* [WHAT IS NEEDED] When the string "getStatusCode" occurs in a line of the listing below, return that line.
________
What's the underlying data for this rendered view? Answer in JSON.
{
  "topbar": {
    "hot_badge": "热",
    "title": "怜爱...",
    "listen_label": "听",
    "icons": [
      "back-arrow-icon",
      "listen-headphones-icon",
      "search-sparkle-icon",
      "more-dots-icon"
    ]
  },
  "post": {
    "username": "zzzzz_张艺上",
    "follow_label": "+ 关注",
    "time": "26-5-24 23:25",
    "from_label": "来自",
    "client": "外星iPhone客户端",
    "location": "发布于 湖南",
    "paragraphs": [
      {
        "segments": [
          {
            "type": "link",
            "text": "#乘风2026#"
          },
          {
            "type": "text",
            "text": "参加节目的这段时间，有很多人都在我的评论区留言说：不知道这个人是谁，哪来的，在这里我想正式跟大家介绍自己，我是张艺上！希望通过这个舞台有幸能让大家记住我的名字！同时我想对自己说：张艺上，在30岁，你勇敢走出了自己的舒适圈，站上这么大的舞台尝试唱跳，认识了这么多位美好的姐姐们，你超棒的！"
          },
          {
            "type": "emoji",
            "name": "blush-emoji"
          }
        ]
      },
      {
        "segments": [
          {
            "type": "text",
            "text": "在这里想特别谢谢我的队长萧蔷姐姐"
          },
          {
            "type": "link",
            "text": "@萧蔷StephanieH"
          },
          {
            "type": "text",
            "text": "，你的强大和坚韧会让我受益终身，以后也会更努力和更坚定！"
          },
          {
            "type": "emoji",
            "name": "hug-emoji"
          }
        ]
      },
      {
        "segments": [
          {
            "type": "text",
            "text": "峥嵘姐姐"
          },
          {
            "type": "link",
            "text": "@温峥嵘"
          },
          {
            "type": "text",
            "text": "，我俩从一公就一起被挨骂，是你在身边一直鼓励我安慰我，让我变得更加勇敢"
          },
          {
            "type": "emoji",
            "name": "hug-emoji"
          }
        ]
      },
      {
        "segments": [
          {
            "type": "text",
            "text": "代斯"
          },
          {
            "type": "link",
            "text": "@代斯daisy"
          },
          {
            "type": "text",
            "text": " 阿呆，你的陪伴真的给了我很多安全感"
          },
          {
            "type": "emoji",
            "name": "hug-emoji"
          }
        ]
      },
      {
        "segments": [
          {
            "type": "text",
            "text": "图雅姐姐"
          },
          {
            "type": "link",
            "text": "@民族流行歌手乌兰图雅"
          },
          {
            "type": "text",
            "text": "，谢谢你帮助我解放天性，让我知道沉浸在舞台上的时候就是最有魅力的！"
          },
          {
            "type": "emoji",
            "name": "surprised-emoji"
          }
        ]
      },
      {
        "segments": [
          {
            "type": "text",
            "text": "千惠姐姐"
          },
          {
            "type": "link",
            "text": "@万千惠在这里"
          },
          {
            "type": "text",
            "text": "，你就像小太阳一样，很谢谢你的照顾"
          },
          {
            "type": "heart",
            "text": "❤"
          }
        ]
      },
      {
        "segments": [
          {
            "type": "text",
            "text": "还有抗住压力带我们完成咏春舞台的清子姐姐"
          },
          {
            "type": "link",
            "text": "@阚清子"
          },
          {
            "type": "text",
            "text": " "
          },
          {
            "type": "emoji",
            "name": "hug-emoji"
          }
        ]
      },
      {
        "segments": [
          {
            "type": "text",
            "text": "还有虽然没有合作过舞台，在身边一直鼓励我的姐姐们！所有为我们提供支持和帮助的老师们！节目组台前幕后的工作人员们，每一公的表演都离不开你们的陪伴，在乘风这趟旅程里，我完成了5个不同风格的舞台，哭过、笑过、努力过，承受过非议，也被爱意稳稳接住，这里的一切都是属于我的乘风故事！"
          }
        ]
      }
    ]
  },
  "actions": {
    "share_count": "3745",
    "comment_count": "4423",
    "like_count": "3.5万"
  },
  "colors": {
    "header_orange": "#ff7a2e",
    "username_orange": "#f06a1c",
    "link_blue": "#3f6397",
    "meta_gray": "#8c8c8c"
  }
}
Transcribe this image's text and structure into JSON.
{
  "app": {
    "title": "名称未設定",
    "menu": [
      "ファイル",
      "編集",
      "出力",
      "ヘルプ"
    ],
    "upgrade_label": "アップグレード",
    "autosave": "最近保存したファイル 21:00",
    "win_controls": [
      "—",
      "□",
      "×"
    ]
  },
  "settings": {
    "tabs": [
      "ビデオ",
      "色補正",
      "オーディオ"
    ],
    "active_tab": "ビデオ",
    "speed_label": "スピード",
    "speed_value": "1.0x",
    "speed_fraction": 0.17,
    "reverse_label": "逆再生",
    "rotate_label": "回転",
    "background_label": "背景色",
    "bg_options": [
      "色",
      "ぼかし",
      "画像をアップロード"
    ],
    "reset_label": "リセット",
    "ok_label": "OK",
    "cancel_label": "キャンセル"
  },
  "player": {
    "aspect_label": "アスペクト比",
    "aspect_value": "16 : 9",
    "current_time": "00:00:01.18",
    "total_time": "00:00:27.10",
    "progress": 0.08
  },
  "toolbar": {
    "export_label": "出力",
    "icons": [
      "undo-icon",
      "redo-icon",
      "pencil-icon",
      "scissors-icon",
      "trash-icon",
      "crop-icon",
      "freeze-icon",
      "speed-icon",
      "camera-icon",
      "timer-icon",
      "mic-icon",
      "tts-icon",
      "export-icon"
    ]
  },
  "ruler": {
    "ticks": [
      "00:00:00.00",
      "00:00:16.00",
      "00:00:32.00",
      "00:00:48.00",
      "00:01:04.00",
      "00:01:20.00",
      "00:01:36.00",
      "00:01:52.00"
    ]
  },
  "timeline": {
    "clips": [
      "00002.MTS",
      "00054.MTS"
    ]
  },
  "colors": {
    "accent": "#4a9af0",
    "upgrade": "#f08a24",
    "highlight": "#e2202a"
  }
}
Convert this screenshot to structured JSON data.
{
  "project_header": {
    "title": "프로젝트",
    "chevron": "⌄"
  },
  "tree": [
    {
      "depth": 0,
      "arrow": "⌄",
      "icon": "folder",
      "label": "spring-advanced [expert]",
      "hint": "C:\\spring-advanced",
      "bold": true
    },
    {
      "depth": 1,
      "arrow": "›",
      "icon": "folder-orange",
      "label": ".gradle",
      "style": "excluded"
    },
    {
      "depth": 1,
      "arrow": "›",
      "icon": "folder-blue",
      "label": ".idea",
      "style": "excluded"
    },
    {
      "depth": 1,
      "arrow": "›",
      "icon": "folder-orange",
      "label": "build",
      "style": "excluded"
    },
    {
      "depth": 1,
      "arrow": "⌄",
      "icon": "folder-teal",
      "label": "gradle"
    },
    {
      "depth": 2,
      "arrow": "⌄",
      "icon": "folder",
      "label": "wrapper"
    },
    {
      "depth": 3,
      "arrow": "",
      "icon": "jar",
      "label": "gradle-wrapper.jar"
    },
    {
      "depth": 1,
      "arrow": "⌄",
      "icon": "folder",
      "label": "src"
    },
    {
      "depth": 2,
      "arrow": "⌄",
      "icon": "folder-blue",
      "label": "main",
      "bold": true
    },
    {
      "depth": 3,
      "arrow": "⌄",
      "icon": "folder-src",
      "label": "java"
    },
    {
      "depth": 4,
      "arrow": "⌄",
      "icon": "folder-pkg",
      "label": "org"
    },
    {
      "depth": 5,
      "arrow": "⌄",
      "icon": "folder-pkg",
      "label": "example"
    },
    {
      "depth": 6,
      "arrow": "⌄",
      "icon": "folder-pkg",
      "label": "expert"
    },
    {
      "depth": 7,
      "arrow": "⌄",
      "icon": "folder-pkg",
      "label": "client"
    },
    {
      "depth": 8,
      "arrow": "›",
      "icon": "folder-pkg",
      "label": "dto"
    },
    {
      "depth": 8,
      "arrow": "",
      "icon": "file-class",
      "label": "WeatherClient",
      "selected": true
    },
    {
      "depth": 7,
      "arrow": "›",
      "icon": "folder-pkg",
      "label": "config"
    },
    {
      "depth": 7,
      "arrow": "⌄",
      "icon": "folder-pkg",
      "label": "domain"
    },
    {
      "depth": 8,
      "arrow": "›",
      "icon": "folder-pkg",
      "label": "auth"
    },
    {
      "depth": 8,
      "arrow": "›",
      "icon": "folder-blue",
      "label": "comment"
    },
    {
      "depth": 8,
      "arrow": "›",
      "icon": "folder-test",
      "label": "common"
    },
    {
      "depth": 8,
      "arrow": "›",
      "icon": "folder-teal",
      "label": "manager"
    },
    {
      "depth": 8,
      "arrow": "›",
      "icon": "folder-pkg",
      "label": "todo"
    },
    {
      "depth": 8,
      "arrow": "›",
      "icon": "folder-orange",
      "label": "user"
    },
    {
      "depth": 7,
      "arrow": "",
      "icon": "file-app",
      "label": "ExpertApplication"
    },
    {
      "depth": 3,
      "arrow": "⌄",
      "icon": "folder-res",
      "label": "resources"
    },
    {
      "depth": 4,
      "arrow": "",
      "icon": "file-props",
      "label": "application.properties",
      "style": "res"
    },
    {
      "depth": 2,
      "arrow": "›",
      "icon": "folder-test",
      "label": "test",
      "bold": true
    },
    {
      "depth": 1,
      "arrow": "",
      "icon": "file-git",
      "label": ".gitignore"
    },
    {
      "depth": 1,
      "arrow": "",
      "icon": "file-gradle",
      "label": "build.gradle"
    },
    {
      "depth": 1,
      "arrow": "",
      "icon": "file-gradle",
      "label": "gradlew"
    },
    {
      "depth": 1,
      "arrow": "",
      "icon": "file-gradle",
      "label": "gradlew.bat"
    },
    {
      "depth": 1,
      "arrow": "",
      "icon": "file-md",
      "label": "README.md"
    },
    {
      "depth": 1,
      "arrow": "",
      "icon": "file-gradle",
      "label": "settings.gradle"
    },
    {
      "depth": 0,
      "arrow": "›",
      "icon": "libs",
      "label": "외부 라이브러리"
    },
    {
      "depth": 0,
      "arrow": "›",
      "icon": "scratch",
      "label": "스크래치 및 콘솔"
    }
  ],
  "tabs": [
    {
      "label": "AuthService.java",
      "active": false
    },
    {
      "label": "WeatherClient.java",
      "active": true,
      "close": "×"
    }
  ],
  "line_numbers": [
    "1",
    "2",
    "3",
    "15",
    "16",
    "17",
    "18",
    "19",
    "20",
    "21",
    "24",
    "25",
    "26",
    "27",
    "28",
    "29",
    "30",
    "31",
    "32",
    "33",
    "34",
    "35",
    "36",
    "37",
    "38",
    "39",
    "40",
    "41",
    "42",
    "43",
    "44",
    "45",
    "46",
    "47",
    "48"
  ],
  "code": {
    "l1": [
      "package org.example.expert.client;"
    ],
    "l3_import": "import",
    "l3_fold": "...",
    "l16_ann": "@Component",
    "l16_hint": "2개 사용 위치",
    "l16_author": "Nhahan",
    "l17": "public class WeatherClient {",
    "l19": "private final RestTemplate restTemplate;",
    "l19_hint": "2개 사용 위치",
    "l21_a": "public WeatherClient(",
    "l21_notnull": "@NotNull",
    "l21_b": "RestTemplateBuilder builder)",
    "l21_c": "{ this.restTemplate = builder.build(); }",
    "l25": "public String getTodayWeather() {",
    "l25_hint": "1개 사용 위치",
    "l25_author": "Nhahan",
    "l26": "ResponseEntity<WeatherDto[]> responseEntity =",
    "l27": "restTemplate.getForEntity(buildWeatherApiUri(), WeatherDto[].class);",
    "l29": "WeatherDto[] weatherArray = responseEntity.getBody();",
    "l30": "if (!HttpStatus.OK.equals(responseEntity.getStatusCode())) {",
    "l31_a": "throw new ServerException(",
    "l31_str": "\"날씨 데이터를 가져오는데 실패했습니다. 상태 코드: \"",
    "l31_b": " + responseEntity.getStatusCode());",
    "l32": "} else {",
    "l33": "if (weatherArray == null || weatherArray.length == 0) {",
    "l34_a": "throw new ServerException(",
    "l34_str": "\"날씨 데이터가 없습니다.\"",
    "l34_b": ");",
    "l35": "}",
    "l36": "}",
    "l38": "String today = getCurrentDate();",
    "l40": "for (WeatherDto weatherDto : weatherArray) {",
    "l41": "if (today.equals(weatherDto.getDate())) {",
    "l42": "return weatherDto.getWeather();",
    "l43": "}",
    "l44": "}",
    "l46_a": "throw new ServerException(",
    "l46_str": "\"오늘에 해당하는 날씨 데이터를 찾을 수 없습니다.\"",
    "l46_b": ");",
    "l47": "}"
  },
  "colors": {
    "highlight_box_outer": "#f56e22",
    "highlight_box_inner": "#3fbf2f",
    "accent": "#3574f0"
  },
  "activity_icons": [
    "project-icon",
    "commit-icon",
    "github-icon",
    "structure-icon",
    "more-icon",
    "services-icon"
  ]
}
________
* [TASK SOLUTION]
    "l30": "if (!HttpStatus.OK.equals(responseEntity.getStatusCode())) {",
    "l31_b": " + responseEntity.getStatusCode());",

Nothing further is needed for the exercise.